* _Work instructions_
Word for word, restate the lines that run from the line containing "Enumerate this screenshot's" to the last line of the records below.

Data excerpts
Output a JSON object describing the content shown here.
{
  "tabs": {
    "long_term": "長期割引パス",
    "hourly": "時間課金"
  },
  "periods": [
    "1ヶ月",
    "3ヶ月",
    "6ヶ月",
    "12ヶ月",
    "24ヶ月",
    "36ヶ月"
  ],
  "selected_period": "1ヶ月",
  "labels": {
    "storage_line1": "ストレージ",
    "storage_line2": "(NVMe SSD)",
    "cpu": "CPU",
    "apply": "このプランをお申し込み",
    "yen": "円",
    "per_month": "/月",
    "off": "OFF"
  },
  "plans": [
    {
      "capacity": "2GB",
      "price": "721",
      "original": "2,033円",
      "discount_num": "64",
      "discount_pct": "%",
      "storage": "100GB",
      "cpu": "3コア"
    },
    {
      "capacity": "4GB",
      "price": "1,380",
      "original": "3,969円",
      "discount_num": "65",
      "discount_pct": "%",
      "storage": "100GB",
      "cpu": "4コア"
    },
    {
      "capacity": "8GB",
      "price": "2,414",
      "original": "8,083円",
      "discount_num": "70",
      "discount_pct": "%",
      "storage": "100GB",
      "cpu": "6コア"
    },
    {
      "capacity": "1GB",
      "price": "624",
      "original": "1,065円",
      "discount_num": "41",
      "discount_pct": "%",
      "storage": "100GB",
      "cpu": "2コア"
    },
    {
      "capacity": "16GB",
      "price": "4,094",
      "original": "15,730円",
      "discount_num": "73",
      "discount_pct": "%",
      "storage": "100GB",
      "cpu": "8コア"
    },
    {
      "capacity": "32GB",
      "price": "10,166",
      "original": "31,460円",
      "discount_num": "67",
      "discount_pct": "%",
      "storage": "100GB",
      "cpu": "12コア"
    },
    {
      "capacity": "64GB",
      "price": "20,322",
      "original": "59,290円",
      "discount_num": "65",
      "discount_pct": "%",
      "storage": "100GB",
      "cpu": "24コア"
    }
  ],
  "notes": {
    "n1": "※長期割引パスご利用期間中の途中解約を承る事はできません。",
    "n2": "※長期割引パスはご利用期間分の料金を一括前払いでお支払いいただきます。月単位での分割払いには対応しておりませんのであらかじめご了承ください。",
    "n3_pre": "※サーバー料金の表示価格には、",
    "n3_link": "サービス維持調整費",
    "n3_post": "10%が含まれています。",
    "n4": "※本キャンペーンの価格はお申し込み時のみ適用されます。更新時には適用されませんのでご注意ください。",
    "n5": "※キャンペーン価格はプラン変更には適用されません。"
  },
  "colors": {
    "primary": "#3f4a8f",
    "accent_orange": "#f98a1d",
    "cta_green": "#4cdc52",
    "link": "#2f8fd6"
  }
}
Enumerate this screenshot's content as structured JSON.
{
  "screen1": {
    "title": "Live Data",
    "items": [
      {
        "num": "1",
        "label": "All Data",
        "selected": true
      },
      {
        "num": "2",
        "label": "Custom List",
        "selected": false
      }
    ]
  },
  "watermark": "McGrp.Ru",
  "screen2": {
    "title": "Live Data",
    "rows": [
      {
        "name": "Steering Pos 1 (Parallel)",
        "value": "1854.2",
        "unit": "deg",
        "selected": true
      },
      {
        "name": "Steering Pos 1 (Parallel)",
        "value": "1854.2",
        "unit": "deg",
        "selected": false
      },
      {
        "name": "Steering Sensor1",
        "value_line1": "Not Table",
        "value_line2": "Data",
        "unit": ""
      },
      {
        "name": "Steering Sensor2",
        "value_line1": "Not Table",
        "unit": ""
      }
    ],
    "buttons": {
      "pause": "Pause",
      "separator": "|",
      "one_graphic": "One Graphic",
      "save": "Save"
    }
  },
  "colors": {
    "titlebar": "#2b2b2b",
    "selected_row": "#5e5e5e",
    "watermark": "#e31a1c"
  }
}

* _Exercise response_
Enumerate this screenshot's content as structured JSON.
{
  "screen1": {
    "title": "Live Data",
    "items": [
      {
        "num": "1",
        "label": "All Data",
        "selected": true
      },
      {
        "num": "2",
        "label": "Custom List",
        "selected": false
      }
    ]
  },
  "watermark": "McGrp.Ru",
  "screen2": {
    "title": "Live Data",
    "rows": [
      {
        "name": "Steering Pos 1 (Parallel)",
        "value": "1854.2",
        "unit": "deg",
        "selected": true
      },
      {
        "name": "Steering Pos 1 (Parallel)",
        "value": "1854.2",
        "unit": "deg",
        "selected": false
      },
      {
        "name": "Steering Sensor1",
        "value_line1": "Not Table",
        "value_line2": "Data",
        "unit": ""
      },
      {
        "name": "Steering Sensor2",
        "value_line1": "Not Table",
        "unit": ""
      }
    ],
    "buttons": {
      "pause": "Pause",
      "separator": "|",
      "one_graphic": "One Graphic",
      "save": "Save"
    }
  },
  "colors": {
    "titlebar": "#2b2b2b",
    "selected_row": "#5e5e5e",
    "watermark": "#e31a1c"
  }
}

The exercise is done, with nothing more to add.